an obstetrician before conceiving.
According to Lori Wolfe, M.S., a certified genetic counselor and director of the Texas Teratogen Information Service, there’s more risk to you from not using sunscreen than to your fetus by using it. “Pregnant women are understandably worried about harming their baby by using any number of products, but sun protection is not one they should be concerned about,” Wolfe says. “Studies have not shown a risk to the fetus when its mother uses any type of sunscreen or sunblock.”
Yes, it is safe to use vibrators during a healthy, low-risk pregnancy. Just make sure you keep your vibrator clean. After every use, wash the surface with warm water and a gentle soap.
For some women, swollen and very tender breasts are the first clues they’re pregnant: Right from the start, they’re preparing for their job of producing milk. Here, Heather Weldon, M.D., an OB-GYN in Vancouver, Wash., answers some of the most common questions about your mammaries during pregnancy.
Q: How and when will my breasts change?

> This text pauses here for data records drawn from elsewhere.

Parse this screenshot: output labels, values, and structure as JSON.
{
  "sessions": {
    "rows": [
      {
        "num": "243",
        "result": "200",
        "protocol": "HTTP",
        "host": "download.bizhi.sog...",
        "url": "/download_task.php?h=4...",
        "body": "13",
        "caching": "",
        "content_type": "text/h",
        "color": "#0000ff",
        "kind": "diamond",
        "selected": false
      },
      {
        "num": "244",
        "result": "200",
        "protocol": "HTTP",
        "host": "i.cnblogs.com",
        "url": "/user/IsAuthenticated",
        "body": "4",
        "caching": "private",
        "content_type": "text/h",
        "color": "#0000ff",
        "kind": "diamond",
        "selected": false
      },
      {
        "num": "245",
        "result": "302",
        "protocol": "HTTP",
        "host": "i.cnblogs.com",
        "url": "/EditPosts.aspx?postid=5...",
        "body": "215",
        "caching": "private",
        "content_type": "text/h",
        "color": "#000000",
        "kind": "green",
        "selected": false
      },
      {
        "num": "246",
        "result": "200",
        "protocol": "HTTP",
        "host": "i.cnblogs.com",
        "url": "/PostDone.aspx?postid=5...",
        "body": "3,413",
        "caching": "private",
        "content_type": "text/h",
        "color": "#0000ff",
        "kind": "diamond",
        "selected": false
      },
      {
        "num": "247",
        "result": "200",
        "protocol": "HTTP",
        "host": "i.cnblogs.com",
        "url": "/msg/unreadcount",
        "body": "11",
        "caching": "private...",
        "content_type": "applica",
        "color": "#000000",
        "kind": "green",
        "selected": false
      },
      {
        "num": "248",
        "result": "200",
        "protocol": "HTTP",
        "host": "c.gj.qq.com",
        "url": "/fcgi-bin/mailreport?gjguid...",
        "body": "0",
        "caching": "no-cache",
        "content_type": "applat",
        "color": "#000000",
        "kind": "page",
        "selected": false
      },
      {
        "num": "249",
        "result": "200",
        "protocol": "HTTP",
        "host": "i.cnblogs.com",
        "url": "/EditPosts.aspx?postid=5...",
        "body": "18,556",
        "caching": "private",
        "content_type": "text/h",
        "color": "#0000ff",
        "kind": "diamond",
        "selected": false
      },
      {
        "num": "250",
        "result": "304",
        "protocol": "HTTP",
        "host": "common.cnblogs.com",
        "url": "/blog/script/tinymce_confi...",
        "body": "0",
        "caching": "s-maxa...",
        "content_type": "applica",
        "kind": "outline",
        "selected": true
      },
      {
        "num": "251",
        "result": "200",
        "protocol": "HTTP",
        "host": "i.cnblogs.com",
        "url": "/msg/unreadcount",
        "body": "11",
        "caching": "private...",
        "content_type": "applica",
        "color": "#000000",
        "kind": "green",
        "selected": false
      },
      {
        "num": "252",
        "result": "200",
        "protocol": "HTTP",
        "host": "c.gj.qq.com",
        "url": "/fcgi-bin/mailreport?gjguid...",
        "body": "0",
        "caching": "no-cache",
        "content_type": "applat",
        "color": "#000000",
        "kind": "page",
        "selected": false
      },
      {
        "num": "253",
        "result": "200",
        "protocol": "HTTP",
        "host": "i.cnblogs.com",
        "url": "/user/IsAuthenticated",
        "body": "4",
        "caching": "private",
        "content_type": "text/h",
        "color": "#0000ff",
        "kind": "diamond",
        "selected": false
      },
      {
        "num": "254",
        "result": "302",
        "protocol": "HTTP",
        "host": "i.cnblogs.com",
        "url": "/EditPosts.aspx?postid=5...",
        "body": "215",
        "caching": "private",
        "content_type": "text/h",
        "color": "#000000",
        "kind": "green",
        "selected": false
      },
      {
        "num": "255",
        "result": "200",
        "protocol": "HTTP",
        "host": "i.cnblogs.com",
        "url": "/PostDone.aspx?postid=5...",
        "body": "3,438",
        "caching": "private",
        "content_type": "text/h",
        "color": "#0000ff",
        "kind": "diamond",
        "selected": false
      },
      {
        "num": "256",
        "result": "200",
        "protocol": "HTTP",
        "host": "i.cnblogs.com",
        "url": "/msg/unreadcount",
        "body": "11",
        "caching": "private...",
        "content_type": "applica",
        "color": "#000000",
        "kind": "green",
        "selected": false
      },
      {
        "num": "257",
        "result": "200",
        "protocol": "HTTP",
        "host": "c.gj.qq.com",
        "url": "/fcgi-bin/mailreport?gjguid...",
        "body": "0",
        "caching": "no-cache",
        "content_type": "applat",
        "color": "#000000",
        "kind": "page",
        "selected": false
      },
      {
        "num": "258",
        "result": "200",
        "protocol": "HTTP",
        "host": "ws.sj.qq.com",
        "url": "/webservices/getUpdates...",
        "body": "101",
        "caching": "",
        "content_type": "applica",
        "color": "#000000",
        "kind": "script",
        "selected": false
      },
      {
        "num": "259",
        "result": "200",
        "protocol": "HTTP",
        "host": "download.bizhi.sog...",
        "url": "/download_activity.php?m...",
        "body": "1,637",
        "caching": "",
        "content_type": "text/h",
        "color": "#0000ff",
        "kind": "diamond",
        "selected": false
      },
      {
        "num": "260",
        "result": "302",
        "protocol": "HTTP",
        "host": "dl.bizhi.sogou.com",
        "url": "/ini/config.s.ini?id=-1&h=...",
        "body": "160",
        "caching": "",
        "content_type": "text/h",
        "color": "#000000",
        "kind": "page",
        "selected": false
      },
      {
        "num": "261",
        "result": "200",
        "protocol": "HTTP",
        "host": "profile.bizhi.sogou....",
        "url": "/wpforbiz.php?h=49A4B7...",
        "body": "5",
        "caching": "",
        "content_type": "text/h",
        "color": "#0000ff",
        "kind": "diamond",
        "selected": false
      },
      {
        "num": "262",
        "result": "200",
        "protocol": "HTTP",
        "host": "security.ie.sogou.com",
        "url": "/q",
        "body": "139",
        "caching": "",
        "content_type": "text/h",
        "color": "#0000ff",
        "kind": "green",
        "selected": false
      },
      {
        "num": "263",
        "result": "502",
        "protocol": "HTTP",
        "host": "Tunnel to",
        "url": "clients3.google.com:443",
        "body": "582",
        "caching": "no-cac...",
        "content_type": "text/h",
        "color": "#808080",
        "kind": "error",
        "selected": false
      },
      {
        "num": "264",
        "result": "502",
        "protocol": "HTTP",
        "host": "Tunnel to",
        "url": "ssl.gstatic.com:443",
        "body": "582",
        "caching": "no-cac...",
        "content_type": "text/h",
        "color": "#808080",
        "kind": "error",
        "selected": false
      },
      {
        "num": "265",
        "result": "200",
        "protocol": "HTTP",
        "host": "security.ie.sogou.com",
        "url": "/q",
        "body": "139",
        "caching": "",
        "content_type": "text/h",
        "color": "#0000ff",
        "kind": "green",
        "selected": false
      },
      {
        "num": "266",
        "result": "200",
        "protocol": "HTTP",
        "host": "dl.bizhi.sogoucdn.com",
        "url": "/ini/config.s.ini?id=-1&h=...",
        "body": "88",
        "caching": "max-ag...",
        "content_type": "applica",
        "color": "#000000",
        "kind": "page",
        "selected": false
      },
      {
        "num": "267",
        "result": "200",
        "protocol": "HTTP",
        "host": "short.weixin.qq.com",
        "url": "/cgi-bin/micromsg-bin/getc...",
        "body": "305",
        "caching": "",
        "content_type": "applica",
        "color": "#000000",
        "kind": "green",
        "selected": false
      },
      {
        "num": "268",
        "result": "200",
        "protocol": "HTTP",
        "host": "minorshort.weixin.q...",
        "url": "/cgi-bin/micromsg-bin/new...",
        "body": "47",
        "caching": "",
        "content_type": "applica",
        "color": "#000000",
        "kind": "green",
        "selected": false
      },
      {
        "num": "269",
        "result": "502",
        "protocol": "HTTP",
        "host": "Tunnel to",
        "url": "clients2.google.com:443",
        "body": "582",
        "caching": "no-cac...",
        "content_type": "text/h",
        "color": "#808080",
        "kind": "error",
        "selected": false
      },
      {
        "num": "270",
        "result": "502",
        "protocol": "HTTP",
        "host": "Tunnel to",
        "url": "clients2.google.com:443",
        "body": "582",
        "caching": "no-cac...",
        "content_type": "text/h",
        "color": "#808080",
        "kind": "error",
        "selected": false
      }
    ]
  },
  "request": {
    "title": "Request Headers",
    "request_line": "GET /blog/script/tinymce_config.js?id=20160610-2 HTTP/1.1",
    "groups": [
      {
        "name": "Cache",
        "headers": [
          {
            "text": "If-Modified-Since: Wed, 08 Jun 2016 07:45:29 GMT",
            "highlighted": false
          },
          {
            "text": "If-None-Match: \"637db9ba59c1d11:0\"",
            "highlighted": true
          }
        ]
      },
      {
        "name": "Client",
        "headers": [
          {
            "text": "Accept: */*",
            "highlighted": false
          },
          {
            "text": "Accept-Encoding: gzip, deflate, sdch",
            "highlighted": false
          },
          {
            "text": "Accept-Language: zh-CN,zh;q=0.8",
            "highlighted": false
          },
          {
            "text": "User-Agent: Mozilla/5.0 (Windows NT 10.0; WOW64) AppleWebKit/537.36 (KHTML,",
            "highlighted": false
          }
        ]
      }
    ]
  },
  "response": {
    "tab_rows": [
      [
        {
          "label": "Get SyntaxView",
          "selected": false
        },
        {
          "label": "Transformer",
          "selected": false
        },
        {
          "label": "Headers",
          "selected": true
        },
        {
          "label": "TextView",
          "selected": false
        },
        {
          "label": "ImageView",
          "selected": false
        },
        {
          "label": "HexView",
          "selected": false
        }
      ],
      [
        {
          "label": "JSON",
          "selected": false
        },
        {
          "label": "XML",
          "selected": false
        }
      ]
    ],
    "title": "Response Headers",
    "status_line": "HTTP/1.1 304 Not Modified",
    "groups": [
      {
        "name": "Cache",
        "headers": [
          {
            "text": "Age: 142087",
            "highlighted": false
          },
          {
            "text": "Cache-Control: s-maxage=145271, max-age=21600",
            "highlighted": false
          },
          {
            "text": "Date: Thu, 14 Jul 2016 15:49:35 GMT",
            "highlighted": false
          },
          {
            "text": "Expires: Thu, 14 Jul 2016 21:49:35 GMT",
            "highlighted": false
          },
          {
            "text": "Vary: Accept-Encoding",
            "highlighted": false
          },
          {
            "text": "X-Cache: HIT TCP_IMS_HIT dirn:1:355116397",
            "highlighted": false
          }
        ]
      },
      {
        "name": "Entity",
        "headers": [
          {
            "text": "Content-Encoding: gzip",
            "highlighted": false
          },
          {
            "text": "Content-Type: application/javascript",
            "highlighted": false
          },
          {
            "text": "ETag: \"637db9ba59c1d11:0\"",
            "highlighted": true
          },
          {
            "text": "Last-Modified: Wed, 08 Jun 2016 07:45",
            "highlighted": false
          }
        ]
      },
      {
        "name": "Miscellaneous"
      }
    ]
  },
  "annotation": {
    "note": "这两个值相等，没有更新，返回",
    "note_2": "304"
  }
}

Even women who don’t normally suffer from allergies often experience stuffiness or other typical symptoms at any time of year when they’re pregnant. Surprisingly, though, you may find your seasonal allergies lessening or even disappearing while you’re expecting. This is because a woman’s immune system becomes less reactive during pregnancy, in part so that her body doesn’t reject the growing fetus. If you do develop your typical symptoms, however, these steps can help:
To be on the safe side, most doctors advise against coloring your hair, especially in the first trimester. Dye can be absorbed into the scalp, explains dermatologist Jeannette Graf, M.D., assistant clinical professor of dermatology at Mount Sinai School of Medicine in New York. Instead, try henna or chemical-free dyes. As for highlights, precision application that avoids the scalp makes them safe as well.
I have psoriasis, and for 20 years my scalp has been so crusty and flaky that a shake of my head can create a snow-globe effect. But when I was pregnant, an amazing thing happened: My flakes vanished. I stopped getting treatments at the dermatologist’s office and started wearing black sweaters, just because I could.
You may be hungrier than ever, but nausea, indigestion and the need to control your calorie intake can make it tough to get the nutrition you and your baby need. Our expert advice and satisfying recipes will help you overcome the challenges each trimester poses.
Prenatal testing can be a multi-edged sword. Usually, test results are reassuring, which puts expectant parents’ minds at ease. But some people argue that because birth defects are rare, these tests in most cases cause undue stress; others argue that they allow people to create “designer” children. Then there are the parents who discover very real, sometimes dire, problems with their babies and face the decision of whether to keep or terminate a pregnancy.